• “Identify scientific issues underlying national and local decisions and express positions that are scientifically and technologically informed.”

• “Evaluate the quality of scientific information on the basis of its source and the methods used to generate it.”

• “Pose and evaluate arguments based on evidence and apply conclusions from such arguments appropriately.”

How to Raise Scientifically Literate Children

Here are some ways that you can instill a sense of inquisitiveness and scientific literacy in your children.

Read From a very young age, read books about science to your children to encourage their curiosity and broaden their knowledge base. As they get older, encourage them to read about science topics that interest them, such as dinosaurs, outer space, climate, or computers. Check out the National Science Teaching Association’s ( book recommendations, subscribe to magazines like National Geographic Kids, and find websites geared toward science education for children.

Watch Seek out children’s television programming and videos that focus on science. When they were younger, my children loved watching PBS’ Sid the Science Kid, which is all about the scientific discovery process. (Watch it for free at Now that my son is older, he enjoys watching Discovery Channel’s Mythbusters, which uses experiments to test scenes from books or movies. I love this show because it really teaches the value of not believing everything we see. Instead it teaches viewers to test ideas using the scientific method. Its final season was in 2018, but you can stream it via Hulu, YouTube TV, and other video on-demand services.

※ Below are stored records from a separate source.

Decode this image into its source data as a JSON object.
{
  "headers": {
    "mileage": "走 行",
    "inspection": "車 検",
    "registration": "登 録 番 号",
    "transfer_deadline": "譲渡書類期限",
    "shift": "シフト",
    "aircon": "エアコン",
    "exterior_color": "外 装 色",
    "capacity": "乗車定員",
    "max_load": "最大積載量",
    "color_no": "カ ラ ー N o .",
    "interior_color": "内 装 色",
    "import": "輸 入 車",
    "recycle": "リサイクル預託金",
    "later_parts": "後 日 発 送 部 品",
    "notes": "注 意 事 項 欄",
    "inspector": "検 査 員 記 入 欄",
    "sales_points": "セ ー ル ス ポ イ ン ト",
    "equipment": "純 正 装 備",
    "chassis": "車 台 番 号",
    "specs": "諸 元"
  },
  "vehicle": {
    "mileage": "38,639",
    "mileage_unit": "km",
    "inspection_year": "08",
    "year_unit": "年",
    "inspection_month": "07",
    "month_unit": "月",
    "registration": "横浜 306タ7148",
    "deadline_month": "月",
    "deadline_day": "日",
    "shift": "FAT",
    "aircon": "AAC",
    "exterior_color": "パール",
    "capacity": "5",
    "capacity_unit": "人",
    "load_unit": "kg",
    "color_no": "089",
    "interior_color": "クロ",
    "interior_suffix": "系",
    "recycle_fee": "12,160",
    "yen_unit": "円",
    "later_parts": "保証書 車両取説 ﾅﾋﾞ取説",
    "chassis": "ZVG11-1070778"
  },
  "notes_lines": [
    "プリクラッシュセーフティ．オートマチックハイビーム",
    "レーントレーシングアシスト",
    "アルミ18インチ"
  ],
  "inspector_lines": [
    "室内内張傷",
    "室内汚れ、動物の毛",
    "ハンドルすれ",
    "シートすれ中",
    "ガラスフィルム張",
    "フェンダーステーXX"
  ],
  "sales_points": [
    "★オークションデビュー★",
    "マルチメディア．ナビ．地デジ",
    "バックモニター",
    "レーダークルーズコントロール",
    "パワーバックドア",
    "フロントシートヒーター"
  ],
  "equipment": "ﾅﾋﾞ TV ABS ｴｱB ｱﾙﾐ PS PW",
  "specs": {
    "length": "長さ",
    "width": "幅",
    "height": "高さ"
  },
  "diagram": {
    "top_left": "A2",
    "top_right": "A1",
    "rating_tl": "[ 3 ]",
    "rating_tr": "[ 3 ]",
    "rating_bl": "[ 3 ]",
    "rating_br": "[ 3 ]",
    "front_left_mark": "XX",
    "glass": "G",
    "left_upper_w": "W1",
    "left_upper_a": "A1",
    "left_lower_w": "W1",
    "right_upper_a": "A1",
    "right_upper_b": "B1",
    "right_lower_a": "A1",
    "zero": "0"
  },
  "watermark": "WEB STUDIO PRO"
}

Visit Take your children on virtual tours of awe-inspiring places, such as museums, planetariums, botanical gardens, aquariums, nature centers, and zoos. To begin to get ideas, read Interesting Engineering’s “11 Science and Tech Museums You Can Tour Virtually” for ideas ( and “10 Zoos Across the World Offering Virtual Tours” ( Also check out online virtual science classes and demos available via,, and And, for real, live field trips, visit places like local national parks and local beaches. (During COVID-19, stick to parks and beaches in your county.) During these activities, encourage your children to ask questions about what they observe and enjoy a back-and-forth discussion.

Experiment When it comes time for birthdays and holidays, be sure to add some science kits to your children’s wish lists. My children have always enjoyed playing with science experiment kits. They have built their own model volcano, hooked up electric circuits to make things spin or buzz, and learned about measuring and chemical reactions using everyday products. If kits aren’t appealing, set up your own experiments. They can be as simple as filling up the kitchen sink with water and figuring out what items sink or float. Be sure to ask your children to predict what will happen before doing the test and, after it, ask why they thought the particular result happened.

Attend Sign up your kids for extracurricular science and technology classes or a virtual or in-person summer camp. A few summers ago my son enjoyed a week at a technology-oriented camp and now he is taking coding classes online. These have been wonderful opportunities for him to learn in depth about science topics that especially interest him.

Create By incorporating simple, science-based activities into your children’s daily lives, you can inspire their interest in and love for science. Spend time together in the kitchen baking and explaining how measuring works and why baked goods rise in the oven. Plant a family garden and appreciate learning about nature; enjoy the food you grow. When your children need to take medicine, explain how important it is to follow the directions on the bottle and how chemicals affect us.

As you can see, there are endless opportunities to bring science to the forefront of your children’s lives. And when you learn together, you make the experience incredibly meaningful. Most of all, it’s fun! 

Sandi Schwartz is a freelance writer and mother of two. You can find her at Get her free course on raising happy, balanced kids at